    IRS Home Page

    All forms and instructions may be downloaded from the IRS

  • North Carolina State Tax Forms

    North Carolina State Tax Form (Form D400)

    In addition to federal taxes, non-immigrant students and scholars are also required to file a North Carolina income tax form if they had earned income that was derived from a North Carolina source.

    NOTE: The following information only covers the rules and regulations that govern the tax code of North Carolina. If you had earned income from another state, you will be responsible for filing a tax form for that particular state. Since each state has its own tax code, you will need to check tax provisions for that state to determine whether you need to file a state tax return. 

    • The vast majority of individual taxpayers in the state of North Carolina are required to file Form D-400 without TC ( N.C. Dept. of Revenue Individual Income Tax Return)
    • DO NOT try to file this before you file your federal taxes. You must fill this out AFTER finishing your federal taxes.

    Important Points Pertaining to Form D-400

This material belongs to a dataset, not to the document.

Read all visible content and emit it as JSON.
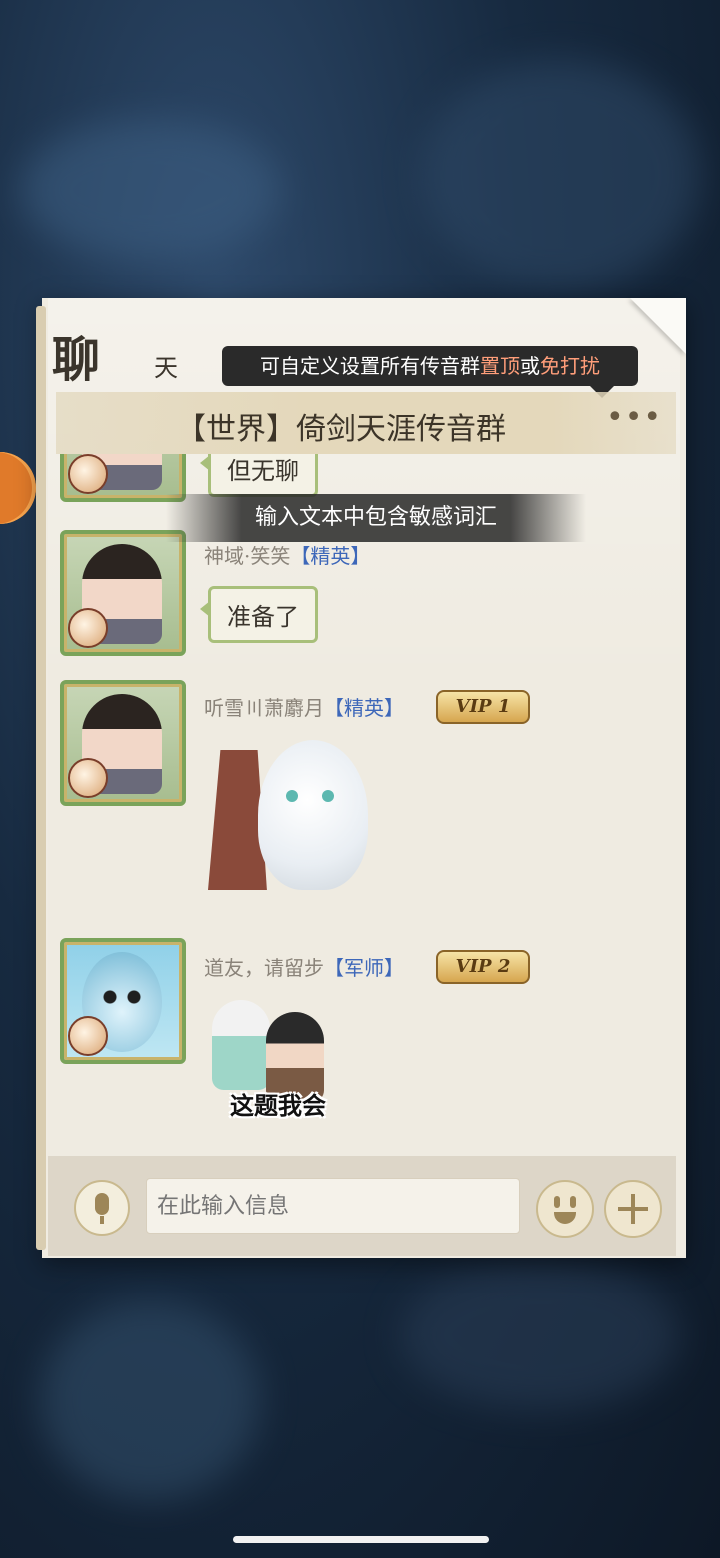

    • When filing your state tax return, make sure that you include the proper W-2, 1042-S, etc. form(s). This information is always notated on the W-2,1042-S, etc. forms that you receive from your employer (i.e. “Attach to any state tax return that you file.”).
    • If, after you complete your state tax return, you determine that you are due a refund of taxes paid, you will mail your return to:

    N.C. Dept. of Revenue
    P.O. Box R
    Raleigh, NC 27634-0001

    • If you are not due a refund or if you are required to pay state taxes, your return will be mailed to:

    N.C. Dept. of Revenue
    P.O. Box 25000
    Raleigh, NC 27640-0640